THE RESTAURANT industry is anticipating some recovery next year modeled after the resurgence seen in major global cities like New York and Hong Kong that reopened their economies, the Restaurant Owners of the Philippines (Resto PH) head said.
“There is hope for us when you look at the restaurant industry for the Philippines. There should be a resurgence, what we call ‘revenge dining’… that might happen next year,” Resto PH President Eric Teng said at a Philippine Chamber of Commerce and Industry forum on Friday.
The restaurant industries in some major cities are already experiencing growth higher than 100% of pre-pandemic levels, he said, adding that restaurants in key cities in China are also seeing a resurgence.

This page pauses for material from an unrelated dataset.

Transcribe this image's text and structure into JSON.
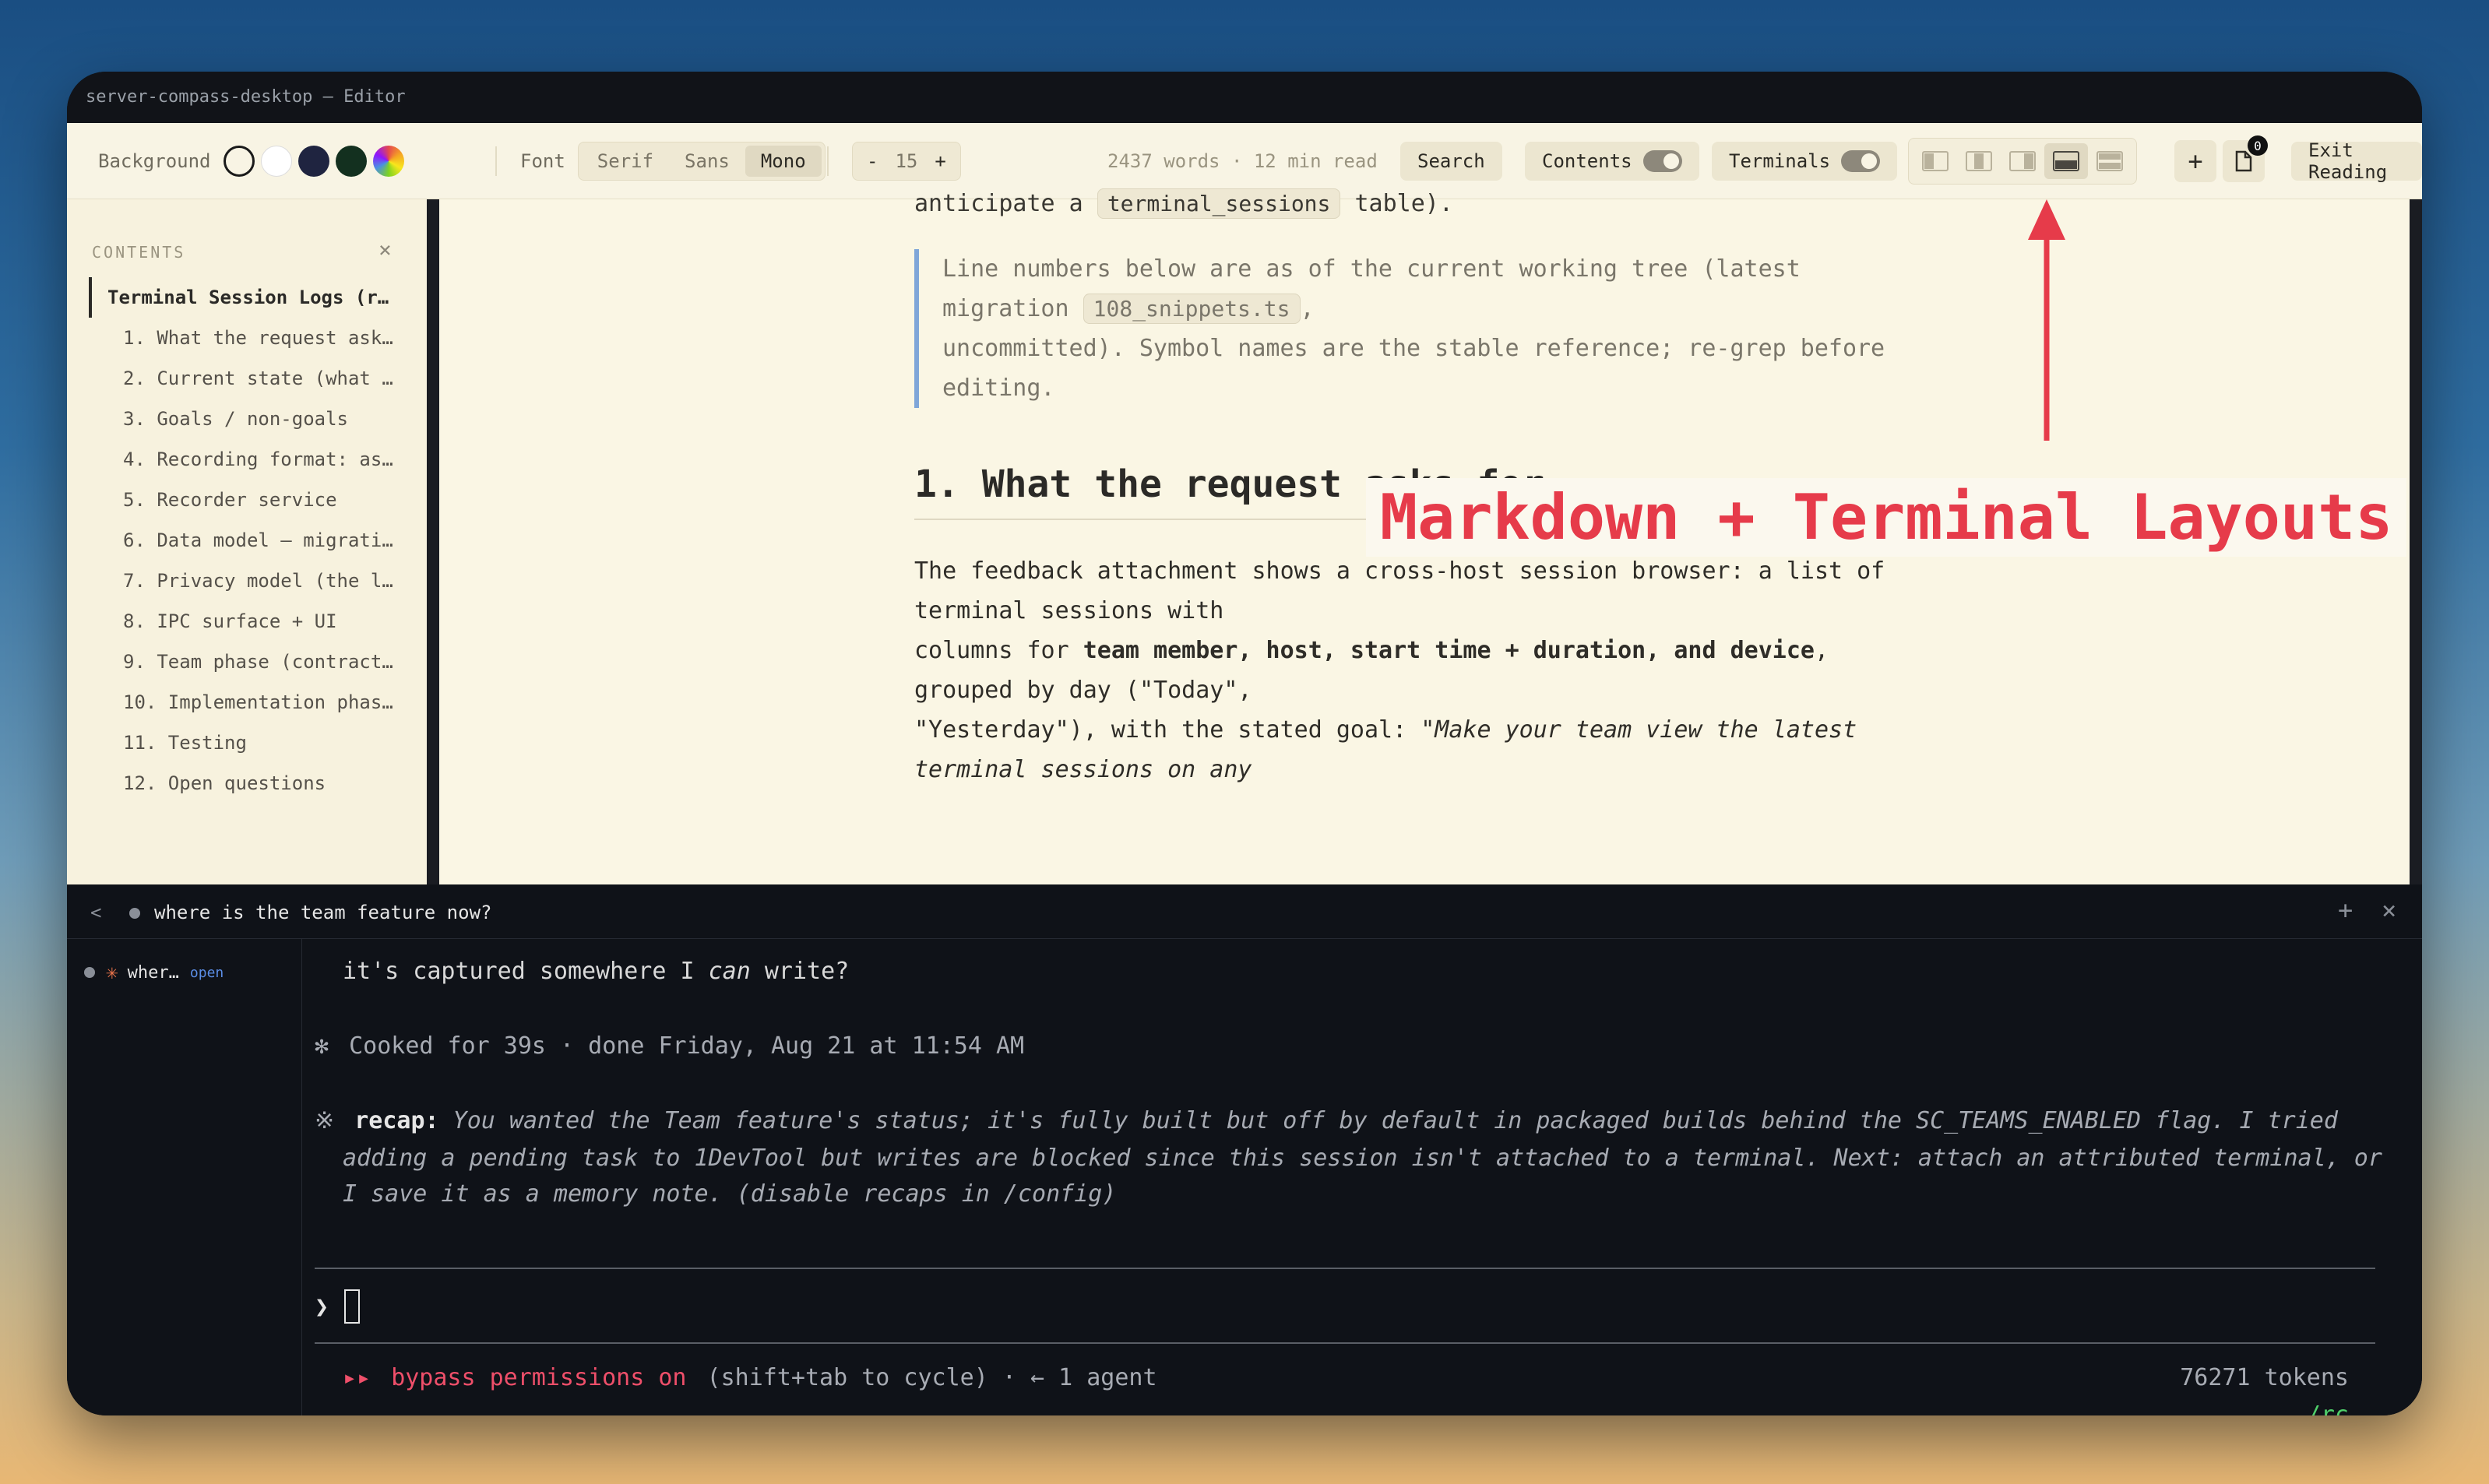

Since the start of the lockdowns declared to contain the coronavirus disease 2019 (COVID-19) last year, restaurants have seen drastically lower demand due to limited consumer mobility and ongoing restrictions on dine-in capacity.
Mr. Teng said that improved vaccination levels are encouraging, hoping that the rates would be enough to ease public health fears leading up to the holidays.
He said that there is a dearth of assistance in the form of relief packages or overt eviction moratoriums for businesses affected by lockdown restrictions.
“Tax breaks, tax holidays and other remedial packages that local, National Government can offer can go a long way in having us reinvest in our own businesses or in our industries,” he said. “It’s a shame if we cannot reinvigorate the restaurant industry again.”
Restaurants operating in areas under Alert Level 4 such as Metro Manila are allowed to run up to 10% indoor dine-in for fully vaccinated customers. Outdoor dining can operate up to 30% capacity.
Around 6.2 million individuals or 63% of the capital region’s eligible population has been fully vaccinated against COVID-19, Metro Manila Development Authority Chairman Benjamin de Castro Abalos, Jr. said on Friday.
The national rate is under 17%, the Johns Hopkins University COVID-19 tracker showed. The Philippines aims to inoculate 70% of its population by end-2021.
Meanwhile, the tourism sector will have to generate at least 50% of its P3.14 trillion income from domestic travel in 2019 to recover from the coronavirus pandemic, an industry group said.
“Our target now is at least half of that P3 trillion is more than enough for the tourism recovery in the Philippines,” Cesar R. Cruz, president of the Philippine Tour Operators Association (PHILTOA), said during Thursday’s hybrid press conference for the Philippine Travel Exchange 2021 held virtually and physically at the Subic Bay Freeport Zone.
Mr. Cruz said PHILTOA, which also includes members from the hotel, transport and other allied sectors, is “very optimistic” that the industry can get back on its feet by the end of 2022 given the local market’s eagerness to get out of their homes after more than a year in lockdown.
Their promotional strategy now, he said, is initially focused on land trips as domestic air travel faces more restrictions and documentary requirements.
For international visitors, Tourism Secretary Bernadette Romulo-Puyat said they are closely watching the “Phuket model or sandbox model” in Thailand, which has reopened to fully vaccinated foreign guests without a quarantine requirement.
Ms. Puyat stressed that a key factor to border reopening is having the entire tourism workforce fully vaccinated.
She cited that popular tourist destination Boracay already has a 73% vaccination rate. Other island destinations such as Cebu, Bohol, Palawan, and Siargao are also being prioritized.
“Hopefully we can vaccinate everyone (in the tourism establishments) at least before the end of the year, then we can accept vaccinated foreign tourists, and hopefully without quarantine days,” Ms. Puyat said.
Maria Anthonette Velasco-Allones, chief operating officer of the Tourism Promotions Board that organized the Philippine Travel Exchange, said there was a lot of interest in the event’s business-to-business meetings for resumption of travel among the country’s major foreign markets such as South Korea, China, and Japan as well as Spain.
The tourism sector was on a steady growth from 2017 to 2019, contributing 11.7%-12.7% to the country’s economy, based on data from the Philippine Statistics Authority.
Foreign tourist expenditure in 2019, including those from non-resident Filipinos, reached P548.76 billion.
In 2020, the Tourism Direct Gross Value Added dropped to P973.31 billion and the sector’s contribution to the economy declined to 5.4%. Domestic tourism expenditure decreased by 82.3%, while inbound visitor receipts went down by 78%.
In terms of employment, the industry had an estimated 5.71 million workers in 2019, which dropped to 4.68 million in 2020. — Jenina P. Ibañez and Marifi S. Jara